::: Records provided :::

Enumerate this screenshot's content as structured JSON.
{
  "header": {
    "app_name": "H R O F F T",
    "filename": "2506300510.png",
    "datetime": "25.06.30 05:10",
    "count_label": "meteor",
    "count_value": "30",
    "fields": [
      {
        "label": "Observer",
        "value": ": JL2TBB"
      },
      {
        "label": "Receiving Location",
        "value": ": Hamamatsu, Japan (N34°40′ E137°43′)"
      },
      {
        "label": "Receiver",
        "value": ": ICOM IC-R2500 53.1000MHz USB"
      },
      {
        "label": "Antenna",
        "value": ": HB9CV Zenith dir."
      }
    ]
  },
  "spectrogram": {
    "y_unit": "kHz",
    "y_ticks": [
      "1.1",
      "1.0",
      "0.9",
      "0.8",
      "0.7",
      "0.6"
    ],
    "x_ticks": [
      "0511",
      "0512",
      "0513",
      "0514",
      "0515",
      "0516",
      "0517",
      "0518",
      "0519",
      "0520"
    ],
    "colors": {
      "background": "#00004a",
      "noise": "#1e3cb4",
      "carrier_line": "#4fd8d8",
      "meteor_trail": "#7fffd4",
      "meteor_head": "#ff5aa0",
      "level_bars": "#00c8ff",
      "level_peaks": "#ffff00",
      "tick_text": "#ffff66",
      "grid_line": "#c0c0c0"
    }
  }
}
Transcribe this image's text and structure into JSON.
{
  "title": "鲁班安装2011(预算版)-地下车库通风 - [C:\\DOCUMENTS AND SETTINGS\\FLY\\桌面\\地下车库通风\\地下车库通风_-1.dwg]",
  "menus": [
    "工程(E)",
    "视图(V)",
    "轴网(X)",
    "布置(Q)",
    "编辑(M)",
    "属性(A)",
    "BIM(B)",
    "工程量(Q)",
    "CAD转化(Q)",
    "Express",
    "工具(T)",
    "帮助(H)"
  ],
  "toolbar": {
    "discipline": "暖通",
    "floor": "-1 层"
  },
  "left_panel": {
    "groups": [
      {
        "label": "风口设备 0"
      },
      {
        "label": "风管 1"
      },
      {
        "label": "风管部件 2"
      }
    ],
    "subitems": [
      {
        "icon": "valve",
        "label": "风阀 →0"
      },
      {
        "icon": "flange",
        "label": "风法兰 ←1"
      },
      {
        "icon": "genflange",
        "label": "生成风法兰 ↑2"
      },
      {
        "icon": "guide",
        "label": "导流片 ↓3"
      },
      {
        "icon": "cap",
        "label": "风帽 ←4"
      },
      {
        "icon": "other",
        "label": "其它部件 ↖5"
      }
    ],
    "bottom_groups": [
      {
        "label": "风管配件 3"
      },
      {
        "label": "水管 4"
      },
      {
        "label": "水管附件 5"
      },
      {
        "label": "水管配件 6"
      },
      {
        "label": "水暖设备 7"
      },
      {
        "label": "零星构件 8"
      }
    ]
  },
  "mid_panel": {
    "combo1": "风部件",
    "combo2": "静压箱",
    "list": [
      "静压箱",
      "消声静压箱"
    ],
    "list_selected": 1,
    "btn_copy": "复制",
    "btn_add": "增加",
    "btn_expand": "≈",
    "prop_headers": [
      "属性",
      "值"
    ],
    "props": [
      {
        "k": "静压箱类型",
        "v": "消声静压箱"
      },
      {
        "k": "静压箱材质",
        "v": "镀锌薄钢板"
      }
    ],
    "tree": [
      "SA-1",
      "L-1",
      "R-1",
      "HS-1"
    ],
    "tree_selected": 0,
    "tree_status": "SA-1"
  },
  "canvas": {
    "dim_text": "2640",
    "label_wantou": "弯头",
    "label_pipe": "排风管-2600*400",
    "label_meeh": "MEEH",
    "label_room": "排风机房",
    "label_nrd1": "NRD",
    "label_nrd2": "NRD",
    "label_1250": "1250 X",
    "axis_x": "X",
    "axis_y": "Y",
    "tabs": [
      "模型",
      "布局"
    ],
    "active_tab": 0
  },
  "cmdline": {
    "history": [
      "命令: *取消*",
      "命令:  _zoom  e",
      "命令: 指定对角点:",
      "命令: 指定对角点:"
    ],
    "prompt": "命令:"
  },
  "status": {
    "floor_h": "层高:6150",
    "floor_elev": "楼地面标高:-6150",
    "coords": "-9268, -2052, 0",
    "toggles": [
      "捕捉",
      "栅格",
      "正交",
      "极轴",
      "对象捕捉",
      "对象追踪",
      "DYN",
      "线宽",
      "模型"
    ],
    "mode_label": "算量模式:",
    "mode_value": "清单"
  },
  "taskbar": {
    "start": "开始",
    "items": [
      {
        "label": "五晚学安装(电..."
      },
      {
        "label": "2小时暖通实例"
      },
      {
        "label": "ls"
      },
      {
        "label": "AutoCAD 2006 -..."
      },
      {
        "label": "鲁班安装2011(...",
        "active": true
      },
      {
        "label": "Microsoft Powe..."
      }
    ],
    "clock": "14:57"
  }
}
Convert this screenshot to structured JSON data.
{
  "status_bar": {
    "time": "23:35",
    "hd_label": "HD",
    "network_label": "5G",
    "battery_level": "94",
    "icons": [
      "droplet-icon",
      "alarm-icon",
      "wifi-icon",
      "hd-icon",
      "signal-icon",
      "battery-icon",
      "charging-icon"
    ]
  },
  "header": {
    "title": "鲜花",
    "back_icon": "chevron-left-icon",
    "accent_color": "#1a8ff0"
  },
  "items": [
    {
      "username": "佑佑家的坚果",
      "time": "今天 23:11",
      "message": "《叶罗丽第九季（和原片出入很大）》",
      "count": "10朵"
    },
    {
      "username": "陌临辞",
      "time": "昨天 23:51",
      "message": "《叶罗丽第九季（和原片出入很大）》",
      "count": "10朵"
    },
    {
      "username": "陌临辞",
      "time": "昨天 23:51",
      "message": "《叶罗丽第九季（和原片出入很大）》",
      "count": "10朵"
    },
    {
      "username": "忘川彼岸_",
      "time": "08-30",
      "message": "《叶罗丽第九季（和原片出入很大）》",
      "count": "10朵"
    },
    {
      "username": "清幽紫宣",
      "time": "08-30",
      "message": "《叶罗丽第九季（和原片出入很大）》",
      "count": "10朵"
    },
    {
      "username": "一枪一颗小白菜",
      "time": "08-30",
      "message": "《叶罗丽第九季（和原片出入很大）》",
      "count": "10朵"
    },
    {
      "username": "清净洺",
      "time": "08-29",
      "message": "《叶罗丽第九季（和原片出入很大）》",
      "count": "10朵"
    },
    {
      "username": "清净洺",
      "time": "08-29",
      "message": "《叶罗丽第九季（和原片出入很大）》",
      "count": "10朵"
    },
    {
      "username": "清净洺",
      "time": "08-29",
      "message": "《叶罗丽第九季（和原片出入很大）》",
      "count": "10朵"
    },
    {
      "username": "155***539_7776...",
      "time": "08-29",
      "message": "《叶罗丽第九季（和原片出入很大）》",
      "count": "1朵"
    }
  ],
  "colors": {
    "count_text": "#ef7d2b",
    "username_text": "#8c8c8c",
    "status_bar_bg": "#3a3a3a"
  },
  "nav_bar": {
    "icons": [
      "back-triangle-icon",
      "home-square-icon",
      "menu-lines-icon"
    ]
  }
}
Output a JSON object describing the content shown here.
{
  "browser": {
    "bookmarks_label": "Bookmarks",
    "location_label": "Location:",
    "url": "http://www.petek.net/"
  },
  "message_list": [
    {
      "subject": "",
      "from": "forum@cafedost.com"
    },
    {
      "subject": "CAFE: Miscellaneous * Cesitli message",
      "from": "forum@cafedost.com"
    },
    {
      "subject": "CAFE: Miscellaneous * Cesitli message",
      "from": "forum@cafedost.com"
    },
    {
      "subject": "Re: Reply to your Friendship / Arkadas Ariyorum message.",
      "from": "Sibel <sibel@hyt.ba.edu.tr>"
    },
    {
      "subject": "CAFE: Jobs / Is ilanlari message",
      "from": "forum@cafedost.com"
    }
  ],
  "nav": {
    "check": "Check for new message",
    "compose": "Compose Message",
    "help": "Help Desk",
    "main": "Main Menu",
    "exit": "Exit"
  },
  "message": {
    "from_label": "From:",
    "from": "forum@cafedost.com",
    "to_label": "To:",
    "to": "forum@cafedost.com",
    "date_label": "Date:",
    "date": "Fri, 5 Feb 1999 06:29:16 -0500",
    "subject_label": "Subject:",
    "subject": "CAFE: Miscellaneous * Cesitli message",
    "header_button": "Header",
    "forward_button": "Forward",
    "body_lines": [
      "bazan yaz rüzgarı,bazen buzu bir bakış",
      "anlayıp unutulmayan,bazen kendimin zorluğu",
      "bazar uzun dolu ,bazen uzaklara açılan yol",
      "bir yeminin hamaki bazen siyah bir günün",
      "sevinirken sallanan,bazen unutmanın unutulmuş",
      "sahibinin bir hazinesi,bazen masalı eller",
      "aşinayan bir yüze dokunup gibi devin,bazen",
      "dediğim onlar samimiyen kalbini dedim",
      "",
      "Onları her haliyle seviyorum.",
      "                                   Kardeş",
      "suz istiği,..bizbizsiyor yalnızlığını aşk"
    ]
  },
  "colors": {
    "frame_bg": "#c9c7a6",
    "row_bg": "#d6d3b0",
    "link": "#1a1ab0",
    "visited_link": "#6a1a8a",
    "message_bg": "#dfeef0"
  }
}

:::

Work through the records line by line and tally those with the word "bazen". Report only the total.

Result below: 7